A complete answer lists every line of the entries below where the string "aplikasi" appears.

**RECORDS SUPPLIED**
____

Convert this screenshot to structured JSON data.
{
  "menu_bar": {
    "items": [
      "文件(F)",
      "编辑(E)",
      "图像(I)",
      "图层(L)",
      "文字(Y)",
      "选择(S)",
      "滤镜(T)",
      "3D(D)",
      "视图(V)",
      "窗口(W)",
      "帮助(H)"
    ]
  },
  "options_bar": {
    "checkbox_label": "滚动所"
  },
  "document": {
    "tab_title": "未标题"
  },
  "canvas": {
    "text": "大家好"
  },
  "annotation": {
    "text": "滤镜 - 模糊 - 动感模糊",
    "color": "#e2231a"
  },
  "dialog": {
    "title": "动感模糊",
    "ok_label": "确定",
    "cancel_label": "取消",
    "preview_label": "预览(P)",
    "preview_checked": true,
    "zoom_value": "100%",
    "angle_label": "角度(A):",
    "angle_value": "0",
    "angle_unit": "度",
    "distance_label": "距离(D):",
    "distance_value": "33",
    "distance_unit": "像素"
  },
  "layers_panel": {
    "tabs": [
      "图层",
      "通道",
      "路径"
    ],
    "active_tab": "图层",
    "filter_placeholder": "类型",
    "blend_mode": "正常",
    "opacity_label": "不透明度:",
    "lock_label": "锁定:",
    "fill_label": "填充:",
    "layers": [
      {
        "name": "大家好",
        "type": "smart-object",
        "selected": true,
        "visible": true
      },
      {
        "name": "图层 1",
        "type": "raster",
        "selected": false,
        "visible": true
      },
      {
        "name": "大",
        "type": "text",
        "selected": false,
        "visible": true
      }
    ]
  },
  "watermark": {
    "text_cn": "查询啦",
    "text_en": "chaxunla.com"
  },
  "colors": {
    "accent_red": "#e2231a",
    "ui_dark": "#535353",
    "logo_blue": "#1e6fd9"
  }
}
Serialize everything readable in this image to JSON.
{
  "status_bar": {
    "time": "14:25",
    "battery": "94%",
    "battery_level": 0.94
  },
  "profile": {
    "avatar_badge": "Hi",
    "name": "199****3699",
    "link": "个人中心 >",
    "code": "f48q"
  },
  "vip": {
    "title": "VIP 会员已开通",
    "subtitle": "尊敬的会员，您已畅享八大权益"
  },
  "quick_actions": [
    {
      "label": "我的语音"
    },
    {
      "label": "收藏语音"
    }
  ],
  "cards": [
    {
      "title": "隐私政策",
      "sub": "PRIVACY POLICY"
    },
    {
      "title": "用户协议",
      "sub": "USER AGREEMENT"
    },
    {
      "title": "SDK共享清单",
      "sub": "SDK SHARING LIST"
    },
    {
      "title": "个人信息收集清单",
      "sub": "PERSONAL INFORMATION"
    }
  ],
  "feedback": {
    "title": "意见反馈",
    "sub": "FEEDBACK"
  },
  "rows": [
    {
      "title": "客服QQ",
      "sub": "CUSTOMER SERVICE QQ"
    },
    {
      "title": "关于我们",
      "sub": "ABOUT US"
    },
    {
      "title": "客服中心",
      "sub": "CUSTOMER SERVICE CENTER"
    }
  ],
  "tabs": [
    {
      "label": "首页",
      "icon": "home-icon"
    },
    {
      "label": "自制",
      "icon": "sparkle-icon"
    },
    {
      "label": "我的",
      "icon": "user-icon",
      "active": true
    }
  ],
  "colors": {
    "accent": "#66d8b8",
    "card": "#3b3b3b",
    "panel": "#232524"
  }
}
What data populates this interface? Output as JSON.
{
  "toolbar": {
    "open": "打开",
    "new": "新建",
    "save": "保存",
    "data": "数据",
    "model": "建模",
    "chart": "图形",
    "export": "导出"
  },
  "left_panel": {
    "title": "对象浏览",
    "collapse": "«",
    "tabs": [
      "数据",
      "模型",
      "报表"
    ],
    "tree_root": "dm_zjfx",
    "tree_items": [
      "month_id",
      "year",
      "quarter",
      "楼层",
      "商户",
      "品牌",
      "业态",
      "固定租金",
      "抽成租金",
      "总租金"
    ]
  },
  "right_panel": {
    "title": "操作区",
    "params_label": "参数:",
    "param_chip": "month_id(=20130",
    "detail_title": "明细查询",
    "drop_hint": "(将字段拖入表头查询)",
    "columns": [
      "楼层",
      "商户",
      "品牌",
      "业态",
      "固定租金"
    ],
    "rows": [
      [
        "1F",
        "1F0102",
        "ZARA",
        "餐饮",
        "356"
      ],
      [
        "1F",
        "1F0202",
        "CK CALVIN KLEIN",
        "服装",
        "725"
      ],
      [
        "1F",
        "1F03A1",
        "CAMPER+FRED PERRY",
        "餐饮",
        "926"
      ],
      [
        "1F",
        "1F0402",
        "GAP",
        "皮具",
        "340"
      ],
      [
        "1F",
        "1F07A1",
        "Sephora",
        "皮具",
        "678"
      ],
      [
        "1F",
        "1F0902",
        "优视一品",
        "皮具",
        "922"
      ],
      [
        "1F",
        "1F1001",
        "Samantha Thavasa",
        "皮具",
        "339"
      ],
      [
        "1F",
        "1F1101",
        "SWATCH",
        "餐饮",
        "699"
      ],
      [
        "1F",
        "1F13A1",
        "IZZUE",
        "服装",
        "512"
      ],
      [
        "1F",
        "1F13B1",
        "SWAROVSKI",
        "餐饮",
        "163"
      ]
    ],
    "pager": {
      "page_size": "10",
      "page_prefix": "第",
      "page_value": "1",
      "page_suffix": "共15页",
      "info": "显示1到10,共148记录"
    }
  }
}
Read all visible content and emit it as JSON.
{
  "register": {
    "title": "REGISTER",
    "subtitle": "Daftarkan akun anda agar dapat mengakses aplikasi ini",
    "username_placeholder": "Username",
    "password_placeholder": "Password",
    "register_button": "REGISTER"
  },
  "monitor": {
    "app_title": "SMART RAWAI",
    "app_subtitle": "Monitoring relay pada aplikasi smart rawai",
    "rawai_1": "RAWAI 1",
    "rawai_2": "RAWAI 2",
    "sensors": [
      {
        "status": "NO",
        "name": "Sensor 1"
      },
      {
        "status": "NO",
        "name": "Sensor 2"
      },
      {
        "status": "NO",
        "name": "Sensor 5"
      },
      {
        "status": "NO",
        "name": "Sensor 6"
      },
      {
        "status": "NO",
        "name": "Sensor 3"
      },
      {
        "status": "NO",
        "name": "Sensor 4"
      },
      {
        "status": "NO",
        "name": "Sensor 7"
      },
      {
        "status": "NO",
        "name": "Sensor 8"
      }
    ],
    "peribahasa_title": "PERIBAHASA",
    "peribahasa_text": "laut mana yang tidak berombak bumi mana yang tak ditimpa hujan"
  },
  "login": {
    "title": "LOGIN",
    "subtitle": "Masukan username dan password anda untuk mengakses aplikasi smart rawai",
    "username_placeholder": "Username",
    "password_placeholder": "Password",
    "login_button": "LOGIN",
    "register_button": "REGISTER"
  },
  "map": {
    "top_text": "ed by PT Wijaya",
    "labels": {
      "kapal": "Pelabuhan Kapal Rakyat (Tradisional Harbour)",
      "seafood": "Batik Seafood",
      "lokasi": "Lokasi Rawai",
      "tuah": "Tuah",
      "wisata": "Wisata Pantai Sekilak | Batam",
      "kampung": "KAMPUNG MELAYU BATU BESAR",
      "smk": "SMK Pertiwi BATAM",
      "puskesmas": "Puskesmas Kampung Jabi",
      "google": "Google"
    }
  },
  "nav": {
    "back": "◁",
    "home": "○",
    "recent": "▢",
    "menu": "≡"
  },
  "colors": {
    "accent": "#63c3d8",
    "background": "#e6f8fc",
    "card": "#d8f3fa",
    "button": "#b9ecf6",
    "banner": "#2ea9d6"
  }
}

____

**OUTPUT OF THE TASK**
    "subtitle": "Daftarkan akun anda agar dapat mengakses aplikasi ini",
    "app_subtitle": "Monitoring relay pada aplikasi smart rawai",
    "subtitle": "Masukan username dan password anda untuk mengakses aplikasi smart rawai",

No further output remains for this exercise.